** Work item **
Extract the whole listing as it stands. Do not include the pictures.

*** Provided information ***

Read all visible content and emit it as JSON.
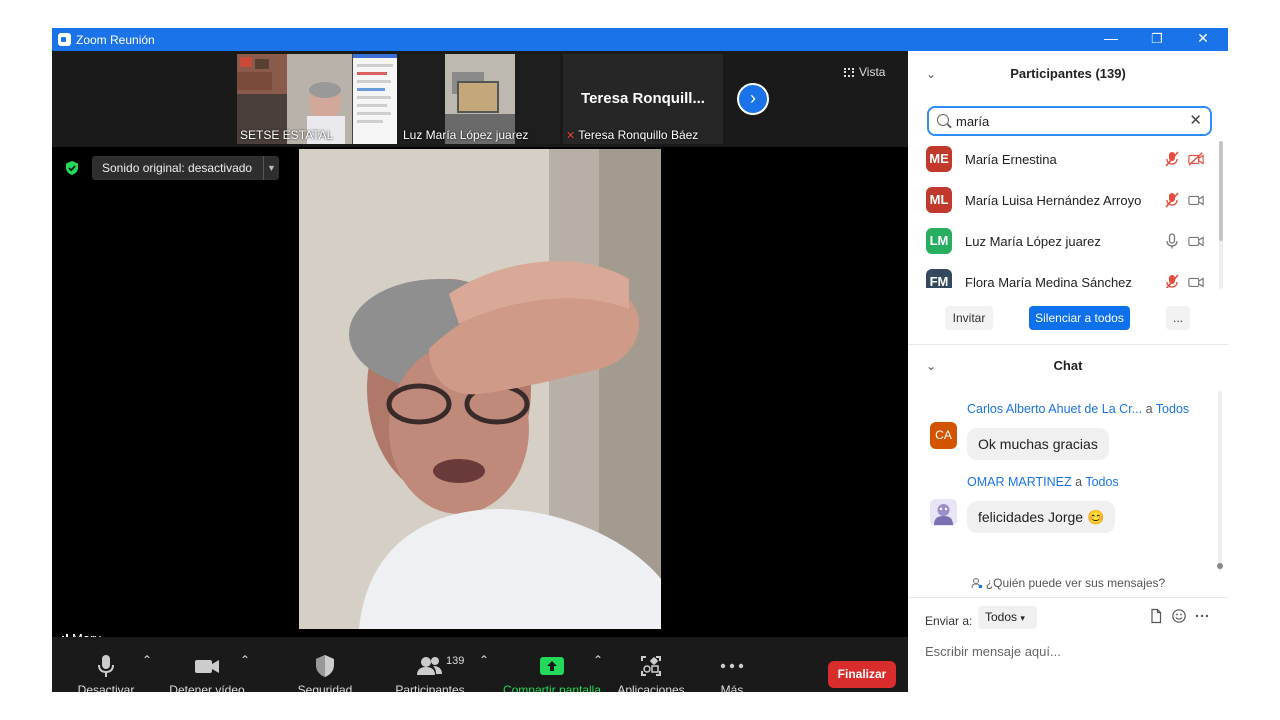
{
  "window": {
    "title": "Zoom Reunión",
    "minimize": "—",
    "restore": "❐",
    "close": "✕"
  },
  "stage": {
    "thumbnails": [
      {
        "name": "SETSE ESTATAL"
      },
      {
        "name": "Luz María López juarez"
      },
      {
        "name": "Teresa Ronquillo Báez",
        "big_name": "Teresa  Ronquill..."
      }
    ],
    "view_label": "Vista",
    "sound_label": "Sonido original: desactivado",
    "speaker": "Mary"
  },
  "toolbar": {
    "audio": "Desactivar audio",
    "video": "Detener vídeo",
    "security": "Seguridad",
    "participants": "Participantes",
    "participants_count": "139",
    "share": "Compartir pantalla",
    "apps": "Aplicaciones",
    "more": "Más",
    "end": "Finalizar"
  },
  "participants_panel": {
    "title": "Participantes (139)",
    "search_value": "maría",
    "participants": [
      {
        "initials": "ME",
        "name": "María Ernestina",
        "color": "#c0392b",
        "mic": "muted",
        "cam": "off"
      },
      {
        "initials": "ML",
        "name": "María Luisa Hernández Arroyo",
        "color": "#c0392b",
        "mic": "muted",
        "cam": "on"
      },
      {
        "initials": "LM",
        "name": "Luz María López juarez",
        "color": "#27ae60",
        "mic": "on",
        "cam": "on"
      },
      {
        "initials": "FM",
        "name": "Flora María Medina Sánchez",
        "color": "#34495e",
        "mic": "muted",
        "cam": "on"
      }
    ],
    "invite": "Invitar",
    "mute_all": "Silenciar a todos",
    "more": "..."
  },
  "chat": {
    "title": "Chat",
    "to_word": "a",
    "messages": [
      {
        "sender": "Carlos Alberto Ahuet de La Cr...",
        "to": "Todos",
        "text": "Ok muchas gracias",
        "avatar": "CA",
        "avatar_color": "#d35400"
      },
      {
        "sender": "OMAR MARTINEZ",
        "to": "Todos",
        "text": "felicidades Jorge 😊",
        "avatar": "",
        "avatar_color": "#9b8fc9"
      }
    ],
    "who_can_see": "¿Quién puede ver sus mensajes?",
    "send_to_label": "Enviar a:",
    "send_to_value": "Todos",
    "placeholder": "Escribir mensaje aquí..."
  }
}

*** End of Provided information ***

** Answer section **
Read all visible content and emit it as JSON.
{
  "window": {
    "title": "Zoom Reunión",
    "minimize": "—",
    "restore": "❐",
    "close": "✕"
  },
  "stage": {
    "thumbnails": [
      {
        "name": "SETSE ESTATAL"
      },
      {
        "name": "Luz María López juarez"
      },
      {
        "name": "Teresa Ronquillo Báez",
        "big_name": "Teresa  Ronquill..."
      }
    ],
    "view_label": "Vista",
    "sound_label": "Sonido original: desactivado",
    "speaker": "Mary"
  },
  "toolbar": {
    "audio": "Desactivar audio",
    "video": "Detener vídeo",
    "security": "Seguridad",
    "participants": "Participantes",
    "participants_count": "139",
    "share": "Compartir pantalla",
    "apps": "Aplicaciones",
    "more": "Más",
    "end": "Finalizar"
  },
  "participants_panel": {
    "title": "Participantes (139)",
    "search_value": "maría",
    "participants": [
      {
        "initials": "ME",
        "name": "María Ernestina",
        "color": "#c0392b",
        "mic": "muted",
        "cam": "off"
      },
      {
        "initials": "ML",
        "name": "María Luisa Hernández Arroyo",
        "color": "#c0392b",
        "mic": "muted",
        "cam": "on"
      },
      {
        "initials": "LM",
        "name": "Luz María López juarez",
        "color": "#27ae60",
        "mic": "on",
        "cam": "on"
      },
      {
        "initials": "FM",
        "name": "Flora María Medina Sánchez",
        "color": "#34495e",
        "mic": "muted",
        "cam": "on"
      }
    ],
    "invite": "Invitar",
    "mute_all": "Silenciar a todos",
    "more": "..."
  },
  "chat": {
    "title": "Chat",
    "to_word": "a",
    "messages": [
      {
        "sender": "Carlos Alberto Ahuet de La Cr...",
        "to": "Todos",
        "text": "Ok muchas gracias",
        "avatar": "CA",
        "avatar_color": "#d35400"
      },
      {
        "sender": "OMAR MARTINEZ",
        "to": "Todos",
        "text": "felicidades Jorge 😊",
        "avatar": "",
        "avatar_color": "#9b8fc9"
      }
    ],
    "who_can_see": "¿Quién puede ver sus mensajes?",
    "send_to_label": "Enviar a:",
    "send_to_value": "Todos",
    "placeholder": "Escribir mensaje aquí..."
  }
}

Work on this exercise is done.